Please retype the data below line for line and leave out every picture.
[[ Supplied material open ]]
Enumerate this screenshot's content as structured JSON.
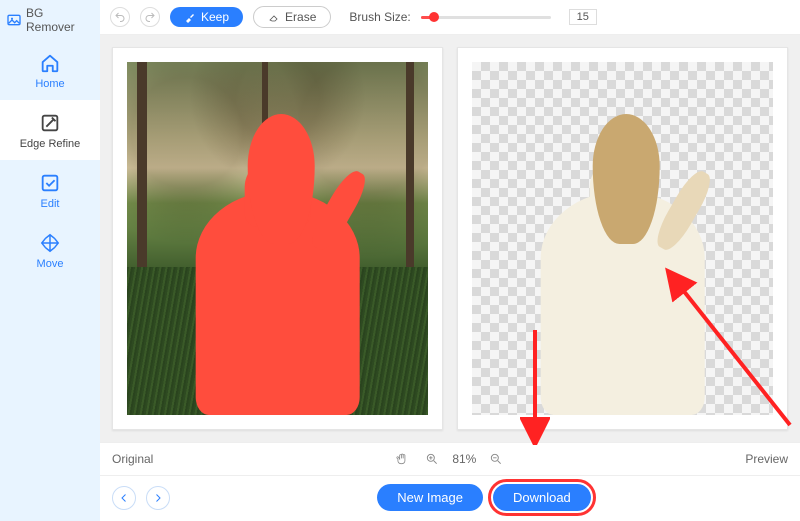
{
  "brand": "BG Remover",
  "sidebar": {
    "items": [
      {
        "label": "Home"
      },
      {
        "label": "Edge Refine"
      },
      {
        "label": "Edit"
      },
      {
        "label": "Move"
      }
    ]
  },
  "toolbar": {
    "keep": "Keep",
    "erase": "Erase",
    "brush_label": "Brush Size:",
    "brush_value": "15"
  },
  "status": {
    "original": "Original",
    "zoom": "81%",
    "preview": "Preview"
  },
  "bottom": {
    "new_image": "New Image",
    "download": "Download"
  }
}
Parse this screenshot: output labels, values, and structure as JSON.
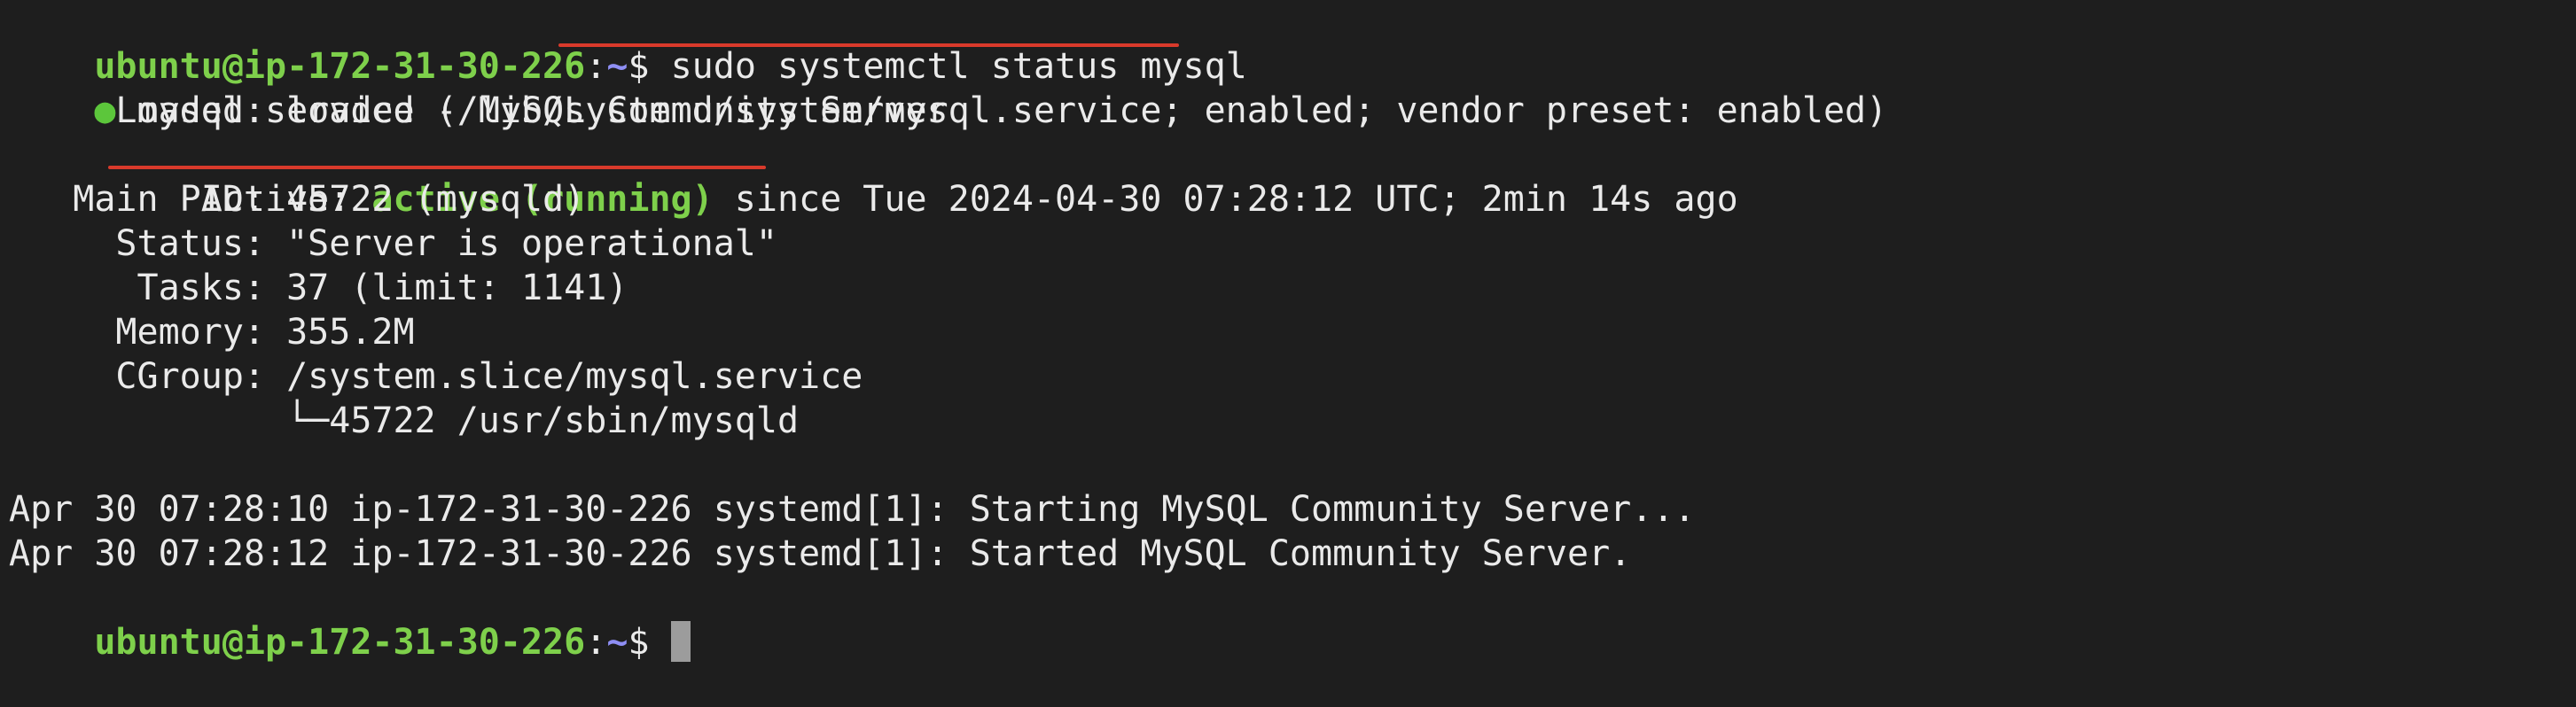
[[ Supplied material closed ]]
Written response:
Enumerate this screenshot's content as structured JSON.
{
  "brand": "BG Remover",
  "sidebar": {
    "items": [
      {
        "label": "Home"
      },
      {
        "label": "Edge Refine"
      },
      {
        "label": "Edit"
      },
      {
        "label": "Move"
      }
    ]
  },
  "toolbar": {
    "keep": "Keep",
    "erase": "Erase",
    "brush_label": "Brush Size:",
    "brush_value": "15"
  },
  "status": {
    "original": "Original",
    "zoom": "81%",
    "preview": "Preview"
  },
  "bottom": {
    "new_image": "New Image",
    "download": "Download"
  }
}
Parse this screenshot: output labels, values, and structure as JSON.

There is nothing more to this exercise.